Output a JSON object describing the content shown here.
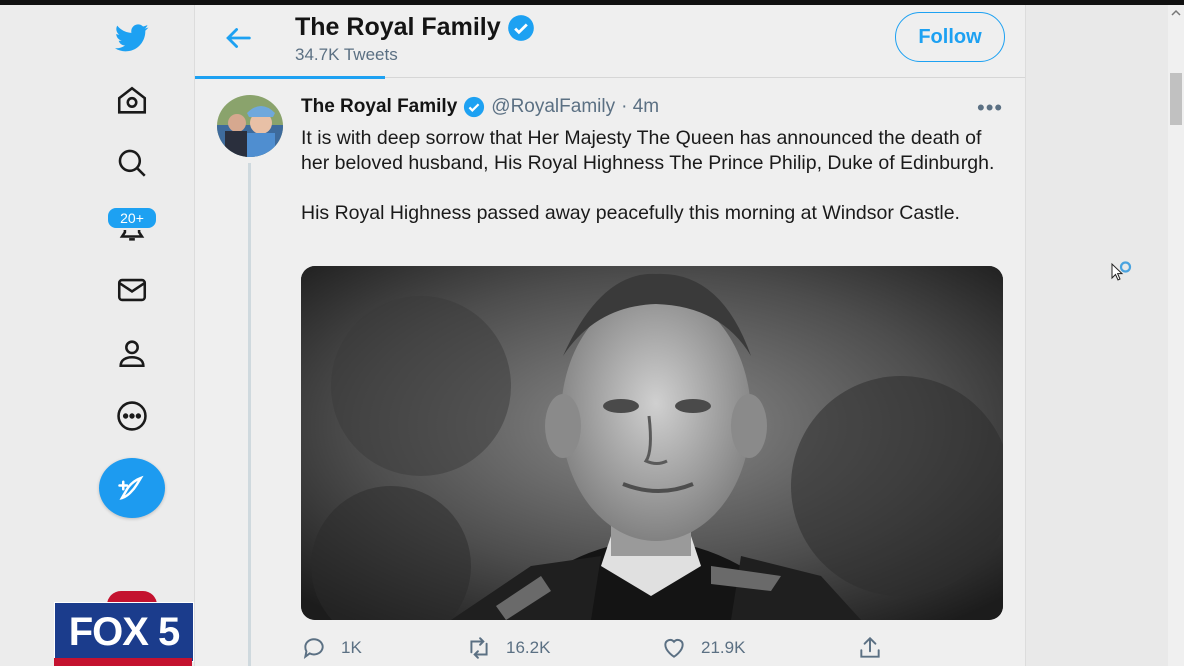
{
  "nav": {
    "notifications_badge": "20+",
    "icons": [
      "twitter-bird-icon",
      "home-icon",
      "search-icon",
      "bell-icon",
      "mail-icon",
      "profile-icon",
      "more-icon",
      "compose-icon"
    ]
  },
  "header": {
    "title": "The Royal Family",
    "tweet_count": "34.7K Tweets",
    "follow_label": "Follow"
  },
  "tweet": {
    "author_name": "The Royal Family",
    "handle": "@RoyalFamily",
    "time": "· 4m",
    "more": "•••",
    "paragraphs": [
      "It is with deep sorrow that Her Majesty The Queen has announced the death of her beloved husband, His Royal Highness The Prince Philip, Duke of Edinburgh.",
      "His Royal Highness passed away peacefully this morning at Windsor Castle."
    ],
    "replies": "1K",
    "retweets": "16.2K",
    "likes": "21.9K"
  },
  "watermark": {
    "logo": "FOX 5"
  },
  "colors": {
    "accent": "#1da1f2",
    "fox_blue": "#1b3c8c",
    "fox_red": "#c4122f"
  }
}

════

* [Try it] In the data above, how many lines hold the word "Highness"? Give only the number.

* [Written solution] 2